|US7859589 *||Sep 8, 2006||Dec 28, 2010||Sony Corporation||Imaging apparatus, and exposure control apparatus, method, and program|
|US20030081678 *||Jun 21, 2002||May 1, 2003||Yasuo Fukuda||Image processing apparatus and its method, and program|
|US20070070216 *||Sep 8, 2006||Mar 29, 2007||Sony Corporation||Imaging apparatus, and exposure control apparatus, method, and program|
|US20070132858 *||Sep 26, 2006||Jun 14, 2007||Sony Corporation||Imaging apparatus and image processor|
|U.S. Classification||348/223.1, 358/520, 358/518, 348/646, 348/E09.047|
|International Classification||H04N9/67, H04N9/07|
|Jul 23, 1999||AS||Assignment|
Owner name: SONY CORPORATION, JAPAN
Free format text: ASSIGNMENT OF ASSIGNORS INTEREST;ASSIGNORS:NAKAMURA, HITOSHI;ITO, KEIICHI;REEL/FRAME:010124/0704
Effective date: 19990713
|Sep 26, 2007||FPAY||Fee payment|
Year of fee payment: 4
|Sep 21, 2011||FPAY||Fee payment|
Year of fee payment: 8
|Jan 29, 2016||REMI||Maintenance fee reminder mailed|
|Jun 22, 2016||LAPS||Lapse for failure to pay maintenance fees|

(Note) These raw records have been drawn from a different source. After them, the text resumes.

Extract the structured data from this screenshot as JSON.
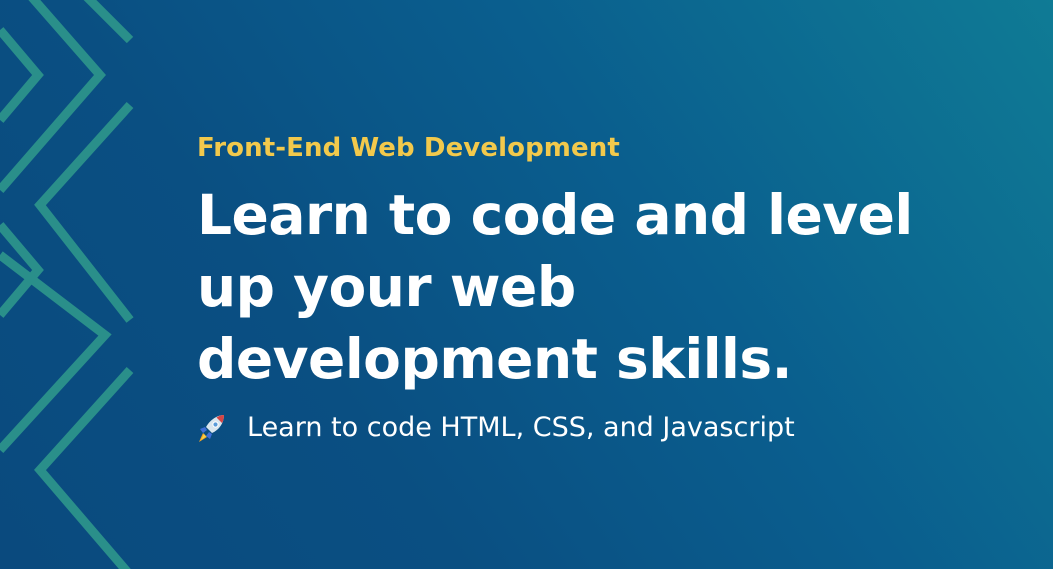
{
  "hero": {
    "eyebrow": "Front-End Web Development",
    "headline": "Learn to code and level up your web development skills.",
    "feature": {
      "icon": "rocket-icon",
      "text": "Learn to code HTML, CSS, and Javascript"
    }
  },
  "colors": {
    "background_dark": "#0a4a7e",
    "background_light": "#0f7b95",
    "accent": "#f2c94c",
    "chevron": "#2a8f8a",
    "text": "#ffffff"
  }
}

|Aug 9, 2016||FP||Expired due to failure to pay maintenance fee|
Effective date: 20160622